Write out every entry exactly as given, but omit the pictures.

**Web page and app entries**
___

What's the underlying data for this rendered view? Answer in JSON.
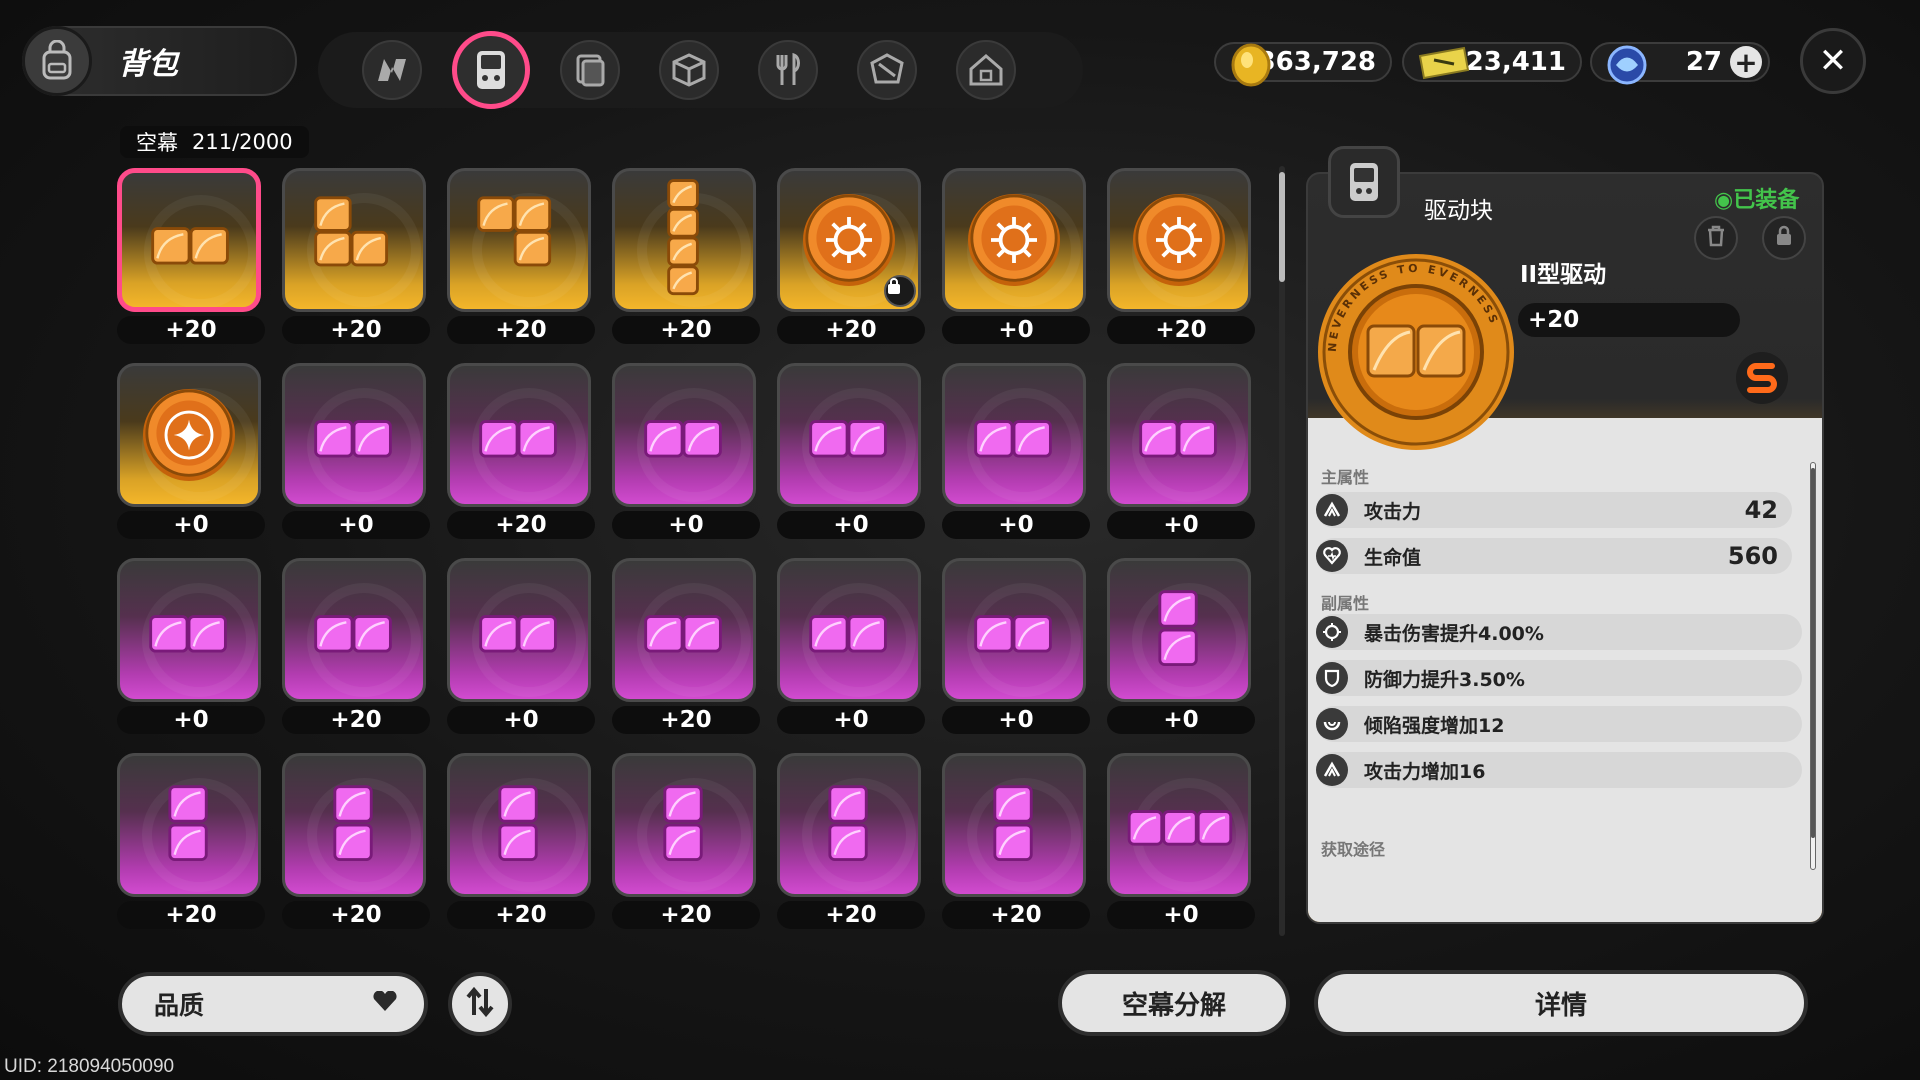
{
  "header": {
    "title": "背包",
    "tabs": [
      {
        "icon": "n-logo-icon",
        "active": false
      },
      {
        "icon": "handheld-device-icon",
        "active": true
      },
      {
        "icon": "cards-icon",
        "active": false
      },
      {
        "icon": "box-icon",
        "active": false
      },
      {
        "icon": "fork-knife-icon",
        "active": false
      },
      {
        "icon": "package-icon",
        "active": false
      },
      {
        "icon": "house-icon",
        "active": false
      }
    ]
  },
  "currencies": [
    {
      "icon": "gold-coin-icon",
      "value": "363,728"
    },
    {
      "icon": "ticket-icon",
      "value": "23,411"
    },
    {
      "icon": "polychrome-icon",
      "value": "27"
    }
  ],
  "inventory": {
    "label": "空幕",
    "count": "211/2000",
    "items": [
      {
        "rarity": "gold",
        "shape": "h2",
        "level": "+20",
        "selected": true
      },
      {
        "rarity": "gold",
        "shape": "L",
        "level": "+20"
      },
      {
        "rarity": "gold",
        "shape": "J",
        "level": "+20"
      },
      {
        "rarity": "gold",
        "shape": "v4",
        "level": "+20"
      },
      {
        "rarity": "gold",
        "shape": "coin",
        "level": "+20",
        "locked": true
      },
      {
        "rarity": "gold",
        "shape": "coin",
        "level": "+0"
      },
      {
        "rarity": "gold",
        "shape": "coin",
        "level": "+20"
      },
      {
        "rarity": "gold",
        "shape": "coin2",
        "level": "+0"
      },
      {
        "rarity": "pink",
        "shape": "h2",
        "level": "+0"
      },
      {
        "rarity": "pink",
        "shape": "h2",
        "level": "+20"
      },
      {
        "rarity": "pink",
        "shape": "h2",
        "level": "+0"
      },
      {
        "rarity": "pink",
        "shape": "h2",
        "level": "+0"
      },
      {
        "rarity": "pink",
        "shape": "h2",
        "level": "+0"
      },
      {
        "rarity": "pink",
        "shape": "h2",
        "level": "+0"
      },
      {
        "rarity": "pink",
        "shape": "h2",
        "level": "+0"
      },
      {
        "rarity": "pink",
        "shape": "h2",
        "level": "+20"
      },
      {
        "rarity": "pink",
        "shape": "h2",
        "level": "+0"
      },
      {
        "rarity": "pink",
        "shape": "h2",
        "level": "+20"
      },
      {
        "rarity": "pink",
        "shape": "h2",
        "level": "+0"
      },
      {
        "rarity": "pink",
        "shape": "h2",
        "level": "+0"
      },
      {
        "rarity": "pink",
        "shape": "v2",
        "level": "+0"
      },
      {
        "rarity": "pink",
        "shape": "v2",
        "level": "+20"
      },
      {
        "rarity": "pink",
        "shape": "v2",
        "level": "+20"
      },
      {
        "rarity": "pink",
        "shape": "v2",
        "level": "+20"
      },
      {
        "rarity": "pink",
        "shape": "v2",
        "level": "+20"
      },
      {
        "rarity": "pink",
        "shape": "v2",
        "level": "+20"
      },
      {
        "rarity": "pink",
        "shape": "v2",
        "level": "+20"
      },
      {
        "rarity": "pink",
        "shape": "h3",
        "level": "+0"
      }
    ]
  },
  "detail": {
    "category": "驱动块",
    "equipped": "◉已装备",
    "name": "II型驱动",
    "level": "+20",
    "medal_text": "NEVERNESS TO EVERNESS",
    "main_label": "主属性",
    "main_stats": [
      {
        "icon": "attack-icon",
        "name": "攻击力",
        "value": "42"
      },
      {
        "icon": "heart-icon",
        "name": "生命值",
        "value": "560"
      }
    ],
    "sub_label": "副属性",
    "sub_stats": [
      {
        "icon": "crit-icon",
        "name": "暴击伤害提升4.00%"
      },
      {
        "icon": "shield-icon",
        "name": "防御力提升3.50%"
      },
      {
        "icon": "swirl-icon",
        "name": "倾陷强度增加12"
      },
      {
        "icon": "attack-icon",
        "name": "攻击力增加16"
      }
    ],
    "source_label": "获取途径"
  },
  "footer": {
    "quality": "品质",
    "decompose": "空幕分解",
    "details": "详情",
    "uid": "UID: 218094050090"
  },
  "colors": {
    "accent": "#ff4b8a",
    "gold": "#f4b62a",
    "pink": "#d24bd0",
    "equipped": "#43c44b"
  }
}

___

**Response to the exercise**
What's the underlying data for this rendered view? Answer in JSON.
{
  "header": {
    "title": "背包",
    "tabs": [
      {
        "icon": "n-logo-icon",
        "active": false
      },
      {
        "icon": "handheld-device-icon",
        "active": true
      },
      {
        "icon": "cards-icon",
        "active": false
      },
      {
        "icon": "box-icon",
        "active": false
      },
      {
        "icon": "fork-knife-icon",
        "active": false
      },
      {
        "icon": "package-icon",
        "active": false
      },
      {
        "icon": "house-icon",
        "active": false
      }
    ]
  },
  "currencies": [
    {
      "icon": "gold-coin-icon",
      "value": "363,728"
    },
    {
      "icon": "ticket-icon",
      "value": "23,411"
    },
    {
      "icon": "polychrome-icon",
      "value": "27"
    }
  ],
  "inventory": {
    "label": "空幕",
    "count": "211/2000",
    "items": [
      {
        "rarity": "gold",
        "shape": "h2",
        "level": "+20",
        "selected": true
      },
      {
        "rarity": "gold",
        "shape": "L",
        "level": "+20"
      },
      {
        "rarity": "gold",
        "shape": "J",
        "level": "+20"
      },
      {
        "rarity": "gold",
        "shape": "v4",
        "level": "+20"
      },
      {
        "rarity": "gold",
        "shape": "coin",
        "level": "+20",
        "locked": true
      },
      {
        "rarity": "gold",
        "shape": "coin",
        "level": "+0"
      },
      {
        "rarity": "gold",
        "shape": "coin",
        "level": "+20"
      },
      {
        "rarity": "gold",
        "shape": "coin2",
        "level": "+0"
      },
      {
        "rarity": "pink",
        "shape": "h2",
        "level": "+0"
      },
      {
        "rarity": "pink",
        "shape": "h2",
        "level": "+20"
      },
      {
        "rarity": "pink",
        "shape": "h2",
        "level": "+0"
      },
      {
        "rarity": "pink",
        "shape": "h2",
        "level": "+0"
      },
      {
        "rarity": "pink",
        "shape": "h2",
        "level": "+0"
      },
      {
        "rarity": "pink",
        "shape": "h2",
        "level": "+0"
      },
      {
        "rarity": "pink",
        "shape": "h2",
        "level": "+0"
      },
      {
        "rarity": "pink",
        "shape": "h2",
        "level": "+20"
      },
      {
        "rarity": "pink",
        "shape": "h2",
        "level": "+0"
      },
      {
        "rarity": "pink",
        "shape": "h2",
        "level": "+20"
      },
      {
        "rarity": "pink",
        "shape": "h2",
        "level": "+0"
      },
      {
        "rarity": "pink",
        "shape": "h2",
        "level": "+0"
      },
      {
        "rarity": "pink",
        "shape": "v2",
        "level": "+0"
      },
      {
        "rarity": "pink",
        "shape": "v2",
        "level": "+20"
      },
      {
        "rarity": "pink",
        "shape": "v2",
        "level": "+20"
      },
      {
        "rarity": "pink",
        "shape": "v2",
        "level": "+20"
      },
      {
        "rarity": "pink",
        "shape": "v2",
        "level": "+20"
      },
      {
        "rarity": "pink",
        "shape": "v2",
        "level": "+20"
      },
      {
        "rarity": "pink",
        "shape": "v2",
        "level": "+20"
      },
      {
        "rarity": "pink",
        "shape": "h3",
        "level": "+0"
      }
    ]
  },
  "detail": {
    "category": "驱动块",
    "equipped": "◉已装备",
    "name": "II型驱动",
    "level": "+20",
    "medal_text": "NEVERNESS TO EVERNESS",
    "main_label": "主属性",
    "main_stats": [
      {
        "icon": "attack-icon",
        "name": "攻击力",
        "value": "42"
      },
      {
        "icon": "heart-icon",
        "name": "生命值",
        "value": "560"
      }
    ],
    "sub_label": "副属性",
    "sub_stats": [
      {
        "icon": "crit-icon",
        "name": "暴击伤害提升4.00%"
      },
      {
        "icon": "shield-icon",
        "name": "防御力提升3.50%"
      },
      {
        "icon": "swirl-icon",
        "name": "倾陷强度增加12"
      },
      {
        "icon": "attack-icon",
        "name": "攻击力增加16"
      }
    ],
    "source_label": "获取途径"
  },
  "footer": {
    "quality": "品质",
    "decompose": "空幕分解",
    "details": "详情",
    "uid": "UID: 218094050090"
  },
  "colors": {
    "accent": "#ff4b8a",
    "gold": "#f4b62a",
    "pink": "#d24bd0",
    "equipped": "#43c44b"
  }
}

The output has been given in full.